* [TASK PROMPT] Go through the material and copy every line in which "JSON" appears.

Top of STORED DATA

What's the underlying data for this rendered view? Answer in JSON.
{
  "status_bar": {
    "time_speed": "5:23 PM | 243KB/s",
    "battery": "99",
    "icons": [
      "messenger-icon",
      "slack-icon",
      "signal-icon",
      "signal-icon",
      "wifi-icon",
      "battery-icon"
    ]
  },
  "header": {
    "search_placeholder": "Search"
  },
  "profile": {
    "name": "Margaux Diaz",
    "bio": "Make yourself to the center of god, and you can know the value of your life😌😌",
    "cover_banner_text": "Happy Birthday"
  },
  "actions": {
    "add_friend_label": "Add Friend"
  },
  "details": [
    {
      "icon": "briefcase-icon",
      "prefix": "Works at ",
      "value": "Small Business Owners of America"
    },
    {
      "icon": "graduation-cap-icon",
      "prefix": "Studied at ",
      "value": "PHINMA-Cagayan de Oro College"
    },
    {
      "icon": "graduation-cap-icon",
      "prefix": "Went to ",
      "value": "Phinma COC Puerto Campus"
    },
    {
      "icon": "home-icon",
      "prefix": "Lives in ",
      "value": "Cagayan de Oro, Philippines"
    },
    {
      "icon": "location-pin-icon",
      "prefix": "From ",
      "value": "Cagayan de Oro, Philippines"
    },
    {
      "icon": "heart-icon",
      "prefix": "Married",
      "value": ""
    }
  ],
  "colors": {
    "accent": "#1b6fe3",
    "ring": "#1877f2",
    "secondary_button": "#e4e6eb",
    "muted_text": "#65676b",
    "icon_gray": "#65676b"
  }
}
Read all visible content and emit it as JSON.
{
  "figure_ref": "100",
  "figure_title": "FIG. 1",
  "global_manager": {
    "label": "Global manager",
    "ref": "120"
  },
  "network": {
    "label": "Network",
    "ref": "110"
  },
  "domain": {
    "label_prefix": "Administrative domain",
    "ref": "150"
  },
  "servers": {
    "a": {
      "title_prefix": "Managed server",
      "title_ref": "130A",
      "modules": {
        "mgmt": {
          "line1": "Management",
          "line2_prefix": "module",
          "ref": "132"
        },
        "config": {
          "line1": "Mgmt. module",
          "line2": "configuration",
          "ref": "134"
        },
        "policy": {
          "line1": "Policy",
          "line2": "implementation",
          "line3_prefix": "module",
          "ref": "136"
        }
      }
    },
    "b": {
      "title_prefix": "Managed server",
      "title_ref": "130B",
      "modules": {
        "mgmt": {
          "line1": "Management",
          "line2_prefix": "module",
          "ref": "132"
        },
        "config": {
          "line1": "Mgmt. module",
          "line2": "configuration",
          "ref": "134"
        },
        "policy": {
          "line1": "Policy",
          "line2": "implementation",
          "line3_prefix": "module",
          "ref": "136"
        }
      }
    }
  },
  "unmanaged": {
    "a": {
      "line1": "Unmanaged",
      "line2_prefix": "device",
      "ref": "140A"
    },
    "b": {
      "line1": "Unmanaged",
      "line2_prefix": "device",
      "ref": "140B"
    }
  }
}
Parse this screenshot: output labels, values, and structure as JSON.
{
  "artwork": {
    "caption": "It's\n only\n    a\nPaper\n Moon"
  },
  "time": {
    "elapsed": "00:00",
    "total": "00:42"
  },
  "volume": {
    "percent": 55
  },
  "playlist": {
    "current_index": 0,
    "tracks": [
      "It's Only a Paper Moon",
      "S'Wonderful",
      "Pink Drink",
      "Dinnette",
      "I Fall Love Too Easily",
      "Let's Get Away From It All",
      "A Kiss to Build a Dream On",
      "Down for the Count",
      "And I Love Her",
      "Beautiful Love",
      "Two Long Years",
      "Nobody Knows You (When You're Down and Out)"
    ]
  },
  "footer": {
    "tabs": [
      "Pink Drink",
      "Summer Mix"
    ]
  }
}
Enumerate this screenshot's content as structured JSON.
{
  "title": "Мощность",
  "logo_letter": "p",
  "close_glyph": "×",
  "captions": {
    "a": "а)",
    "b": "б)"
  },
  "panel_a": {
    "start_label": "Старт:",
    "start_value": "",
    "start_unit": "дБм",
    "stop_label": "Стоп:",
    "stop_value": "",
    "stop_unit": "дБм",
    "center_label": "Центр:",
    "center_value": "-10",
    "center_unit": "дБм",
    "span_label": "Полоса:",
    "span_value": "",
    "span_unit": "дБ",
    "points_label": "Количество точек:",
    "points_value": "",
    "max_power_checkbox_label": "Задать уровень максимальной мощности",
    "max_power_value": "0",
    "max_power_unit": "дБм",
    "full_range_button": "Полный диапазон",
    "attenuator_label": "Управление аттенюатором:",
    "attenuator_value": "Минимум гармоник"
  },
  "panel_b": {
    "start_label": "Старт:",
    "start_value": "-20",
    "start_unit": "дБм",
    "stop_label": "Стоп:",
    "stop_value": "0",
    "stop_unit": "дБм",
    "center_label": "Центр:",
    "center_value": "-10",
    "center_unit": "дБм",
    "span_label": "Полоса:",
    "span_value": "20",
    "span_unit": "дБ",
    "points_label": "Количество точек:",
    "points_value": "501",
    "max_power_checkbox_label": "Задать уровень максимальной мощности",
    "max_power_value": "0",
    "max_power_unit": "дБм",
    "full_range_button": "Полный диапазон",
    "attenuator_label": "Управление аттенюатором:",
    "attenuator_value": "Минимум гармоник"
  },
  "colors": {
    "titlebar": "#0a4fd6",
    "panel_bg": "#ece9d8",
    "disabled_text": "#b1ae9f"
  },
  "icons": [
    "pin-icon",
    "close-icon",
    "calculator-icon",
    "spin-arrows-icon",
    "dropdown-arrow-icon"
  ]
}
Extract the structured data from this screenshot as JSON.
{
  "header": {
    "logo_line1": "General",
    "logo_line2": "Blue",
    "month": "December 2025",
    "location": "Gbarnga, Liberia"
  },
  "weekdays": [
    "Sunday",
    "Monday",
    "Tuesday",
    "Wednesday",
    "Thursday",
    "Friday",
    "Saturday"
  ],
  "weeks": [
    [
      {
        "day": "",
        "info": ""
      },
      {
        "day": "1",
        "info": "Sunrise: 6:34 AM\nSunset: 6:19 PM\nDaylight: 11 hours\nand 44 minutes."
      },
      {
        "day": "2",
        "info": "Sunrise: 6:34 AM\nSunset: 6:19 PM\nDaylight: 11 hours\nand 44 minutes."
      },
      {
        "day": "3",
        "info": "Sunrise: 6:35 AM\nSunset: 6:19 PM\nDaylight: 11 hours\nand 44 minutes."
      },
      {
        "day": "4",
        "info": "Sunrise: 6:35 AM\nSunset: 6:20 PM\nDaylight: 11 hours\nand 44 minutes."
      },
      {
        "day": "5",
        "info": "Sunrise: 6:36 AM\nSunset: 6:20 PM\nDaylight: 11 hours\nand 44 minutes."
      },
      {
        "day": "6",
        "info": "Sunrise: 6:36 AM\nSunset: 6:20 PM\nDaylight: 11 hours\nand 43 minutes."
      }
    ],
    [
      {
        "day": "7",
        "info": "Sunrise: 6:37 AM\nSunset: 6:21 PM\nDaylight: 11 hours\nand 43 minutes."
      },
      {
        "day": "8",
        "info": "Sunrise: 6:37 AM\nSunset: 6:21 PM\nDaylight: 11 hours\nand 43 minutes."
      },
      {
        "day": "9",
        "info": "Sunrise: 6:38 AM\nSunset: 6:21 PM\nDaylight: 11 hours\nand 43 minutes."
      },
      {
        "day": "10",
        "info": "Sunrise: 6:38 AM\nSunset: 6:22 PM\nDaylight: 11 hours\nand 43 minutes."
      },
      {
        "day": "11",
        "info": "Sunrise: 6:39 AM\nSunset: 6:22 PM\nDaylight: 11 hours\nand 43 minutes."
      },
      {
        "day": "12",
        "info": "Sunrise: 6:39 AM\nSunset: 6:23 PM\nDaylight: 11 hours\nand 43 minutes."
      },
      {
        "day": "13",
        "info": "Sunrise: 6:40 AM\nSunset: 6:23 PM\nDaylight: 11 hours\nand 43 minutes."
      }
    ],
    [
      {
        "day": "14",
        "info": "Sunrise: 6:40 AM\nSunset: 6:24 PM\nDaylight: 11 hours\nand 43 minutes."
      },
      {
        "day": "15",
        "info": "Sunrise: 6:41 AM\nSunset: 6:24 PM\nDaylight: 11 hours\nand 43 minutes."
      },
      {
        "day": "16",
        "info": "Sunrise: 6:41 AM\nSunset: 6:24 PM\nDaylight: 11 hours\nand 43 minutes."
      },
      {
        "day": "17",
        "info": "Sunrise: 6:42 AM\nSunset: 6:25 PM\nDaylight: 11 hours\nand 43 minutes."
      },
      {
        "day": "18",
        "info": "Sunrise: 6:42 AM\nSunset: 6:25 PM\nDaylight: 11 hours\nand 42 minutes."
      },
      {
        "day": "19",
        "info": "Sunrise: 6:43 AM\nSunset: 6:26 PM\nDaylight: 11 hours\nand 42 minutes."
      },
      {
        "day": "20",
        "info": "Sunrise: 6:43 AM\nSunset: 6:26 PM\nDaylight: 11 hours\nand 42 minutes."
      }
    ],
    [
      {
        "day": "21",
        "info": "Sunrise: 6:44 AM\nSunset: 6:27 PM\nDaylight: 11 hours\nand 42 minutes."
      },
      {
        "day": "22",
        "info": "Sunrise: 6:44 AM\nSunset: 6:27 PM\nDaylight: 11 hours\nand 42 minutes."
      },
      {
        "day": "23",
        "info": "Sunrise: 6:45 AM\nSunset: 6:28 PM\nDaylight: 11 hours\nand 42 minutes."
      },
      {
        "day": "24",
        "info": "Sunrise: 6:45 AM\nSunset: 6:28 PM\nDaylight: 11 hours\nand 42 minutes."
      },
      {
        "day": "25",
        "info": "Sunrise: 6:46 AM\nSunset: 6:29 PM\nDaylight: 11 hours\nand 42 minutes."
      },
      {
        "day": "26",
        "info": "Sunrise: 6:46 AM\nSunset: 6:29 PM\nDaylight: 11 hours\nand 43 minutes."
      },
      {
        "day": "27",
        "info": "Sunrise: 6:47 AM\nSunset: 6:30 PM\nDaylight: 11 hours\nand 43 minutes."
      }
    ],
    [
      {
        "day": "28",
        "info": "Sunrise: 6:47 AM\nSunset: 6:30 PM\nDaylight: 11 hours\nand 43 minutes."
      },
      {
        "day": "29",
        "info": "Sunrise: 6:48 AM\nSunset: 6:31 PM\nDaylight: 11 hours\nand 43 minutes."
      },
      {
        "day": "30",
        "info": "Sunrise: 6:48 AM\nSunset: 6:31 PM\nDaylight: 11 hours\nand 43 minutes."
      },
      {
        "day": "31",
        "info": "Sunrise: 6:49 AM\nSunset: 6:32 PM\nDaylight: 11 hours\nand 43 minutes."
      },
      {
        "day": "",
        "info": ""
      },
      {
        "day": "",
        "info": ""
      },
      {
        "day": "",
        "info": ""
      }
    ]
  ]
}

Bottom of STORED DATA

* [REPLY TO THE EXERCISE]
What's the underlying data for this rendered view? Answer in JSON.
Read all visible content and emit it as JSON.
Parse this screenshot: output labels, values, and structure as JSON.
Enumerate this screenshot's content as structured JSON.
Extract the structured data from this screenshot as JSON.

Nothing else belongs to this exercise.